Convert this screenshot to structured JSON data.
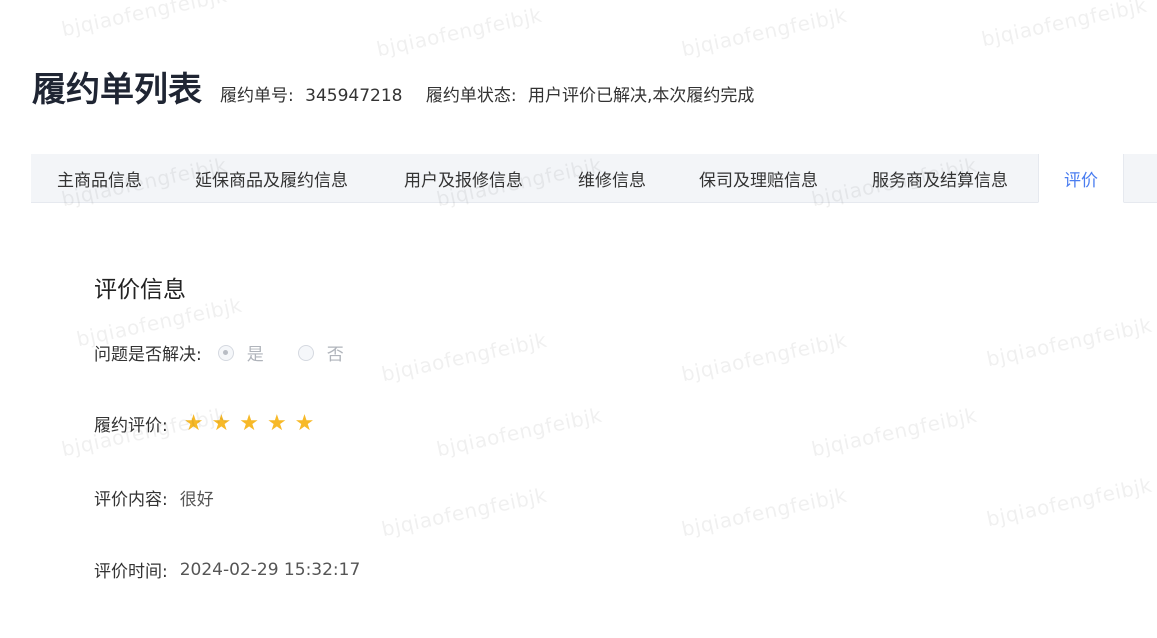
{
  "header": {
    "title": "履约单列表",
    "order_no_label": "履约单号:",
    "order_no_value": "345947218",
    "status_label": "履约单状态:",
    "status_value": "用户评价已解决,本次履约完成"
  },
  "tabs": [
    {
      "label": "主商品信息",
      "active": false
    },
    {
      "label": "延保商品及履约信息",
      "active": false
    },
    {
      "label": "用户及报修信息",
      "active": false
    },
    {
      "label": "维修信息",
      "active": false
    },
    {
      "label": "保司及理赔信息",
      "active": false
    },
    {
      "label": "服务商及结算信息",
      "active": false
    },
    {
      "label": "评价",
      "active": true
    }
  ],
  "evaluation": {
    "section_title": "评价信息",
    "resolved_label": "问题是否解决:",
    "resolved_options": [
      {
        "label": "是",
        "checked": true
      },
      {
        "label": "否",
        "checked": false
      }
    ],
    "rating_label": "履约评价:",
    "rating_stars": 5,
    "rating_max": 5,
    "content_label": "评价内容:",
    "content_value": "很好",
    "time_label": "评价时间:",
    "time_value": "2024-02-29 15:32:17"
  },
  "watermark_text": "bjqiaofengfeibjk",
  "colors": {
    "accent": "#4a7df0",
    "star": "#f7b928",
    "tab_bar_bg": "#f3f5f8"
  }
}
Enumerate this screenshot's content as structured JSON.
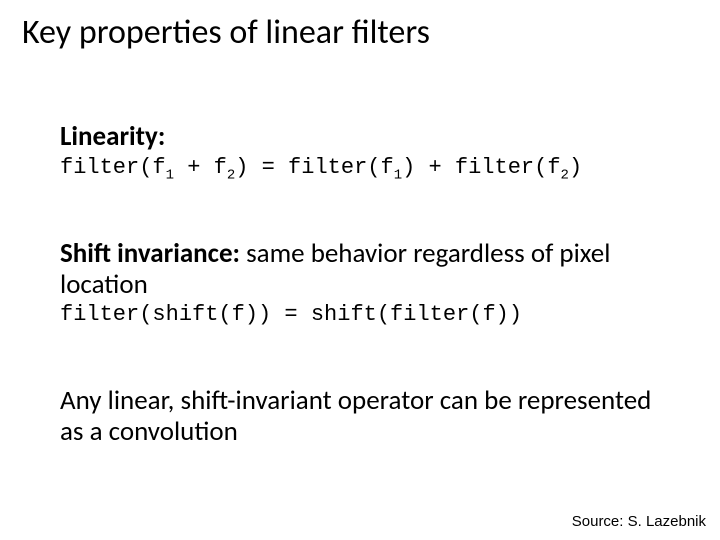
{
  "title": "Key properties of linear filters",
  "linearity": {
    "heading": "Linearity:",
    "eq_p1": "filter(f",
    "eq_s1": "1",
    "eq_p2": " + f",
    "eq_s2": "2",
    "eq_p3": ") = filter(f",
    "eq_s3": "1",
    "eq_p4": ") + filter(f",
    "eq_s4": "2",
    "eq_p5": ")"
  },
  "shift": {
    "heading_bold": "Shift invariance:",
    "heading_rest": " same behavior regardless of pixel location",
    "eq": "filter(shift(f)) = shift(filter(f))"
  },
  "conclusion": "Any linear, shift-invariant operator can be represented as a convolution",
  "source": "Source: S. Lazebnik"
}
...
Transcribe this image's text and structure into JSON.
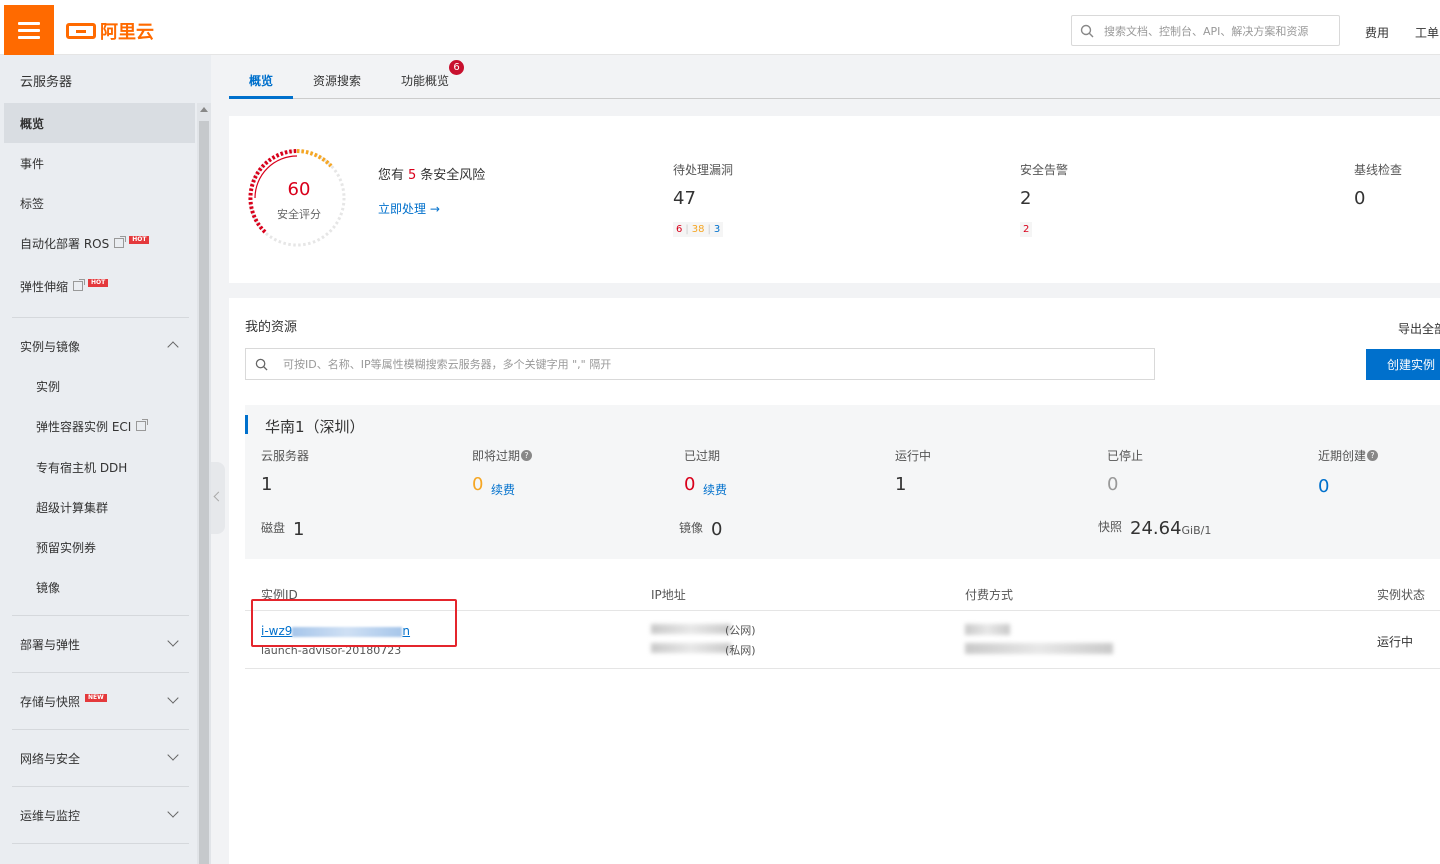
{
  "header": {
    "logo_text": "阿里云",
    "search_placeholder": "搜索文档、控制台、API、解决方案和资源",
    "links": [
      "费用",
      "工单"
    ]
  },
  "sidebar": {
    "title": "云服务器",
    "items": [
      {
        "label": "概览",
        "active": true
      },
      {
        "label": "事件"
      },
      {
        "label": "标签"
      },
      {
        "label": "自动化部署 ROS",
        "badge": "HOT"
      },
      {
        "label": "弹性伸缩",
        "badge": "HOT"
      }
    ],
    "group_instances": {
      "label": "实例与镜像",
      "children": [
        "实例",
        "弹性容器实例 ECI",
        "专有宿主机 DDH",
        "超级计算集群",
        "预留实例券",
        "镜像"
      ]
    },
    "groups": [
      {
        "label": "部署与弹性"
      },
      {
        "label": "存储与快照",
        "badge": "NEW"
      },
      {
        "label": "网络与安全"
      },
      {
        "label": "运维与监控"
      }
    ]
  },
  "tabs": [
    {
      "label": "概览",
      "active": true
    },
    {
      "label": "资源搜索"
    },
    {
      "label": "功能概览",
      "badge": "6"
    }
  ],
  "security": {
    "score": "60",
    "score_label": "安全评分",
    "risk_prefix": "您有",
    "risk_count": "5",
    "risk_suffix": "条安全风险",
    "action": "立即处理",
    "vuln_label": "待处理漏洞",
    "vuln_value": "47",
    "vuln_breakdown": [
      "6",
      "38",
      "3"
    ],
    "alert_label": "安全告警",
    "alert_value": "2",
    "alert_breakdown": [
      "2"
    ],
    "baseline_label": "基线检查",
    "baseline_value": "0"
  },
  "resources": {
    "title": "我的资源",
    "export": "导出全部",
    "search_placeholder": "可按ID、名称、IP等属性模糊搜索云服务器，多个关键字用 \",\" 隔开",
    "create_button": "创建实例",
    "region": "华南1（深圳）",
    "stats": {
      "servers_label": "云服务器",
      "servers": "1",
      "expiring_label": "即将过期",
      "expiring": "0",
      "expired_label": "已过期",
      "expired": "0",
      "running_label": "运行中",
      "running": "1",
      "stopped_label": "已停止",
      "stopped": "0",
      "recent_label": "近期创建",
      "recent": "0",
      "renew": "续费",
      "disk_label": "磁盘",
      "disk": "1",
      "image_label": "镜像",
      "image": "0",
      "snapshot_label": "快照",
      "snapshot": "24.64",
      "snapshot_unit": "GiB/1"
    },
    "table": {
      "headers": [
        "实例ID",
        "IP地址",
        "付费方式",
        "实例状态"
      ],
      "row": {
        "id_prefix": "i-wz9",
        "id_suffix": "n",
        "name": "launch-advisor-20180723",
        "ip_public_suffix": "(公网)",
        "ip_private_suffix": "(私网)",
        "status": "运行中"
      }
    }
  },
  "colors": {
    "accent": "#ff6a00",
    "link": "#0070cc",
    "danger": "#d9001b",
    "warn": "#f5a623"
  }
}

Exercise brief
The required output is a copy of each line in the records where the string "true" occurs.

Exercise result
      "active": true
        "checked": true
        "active": true
      "active": true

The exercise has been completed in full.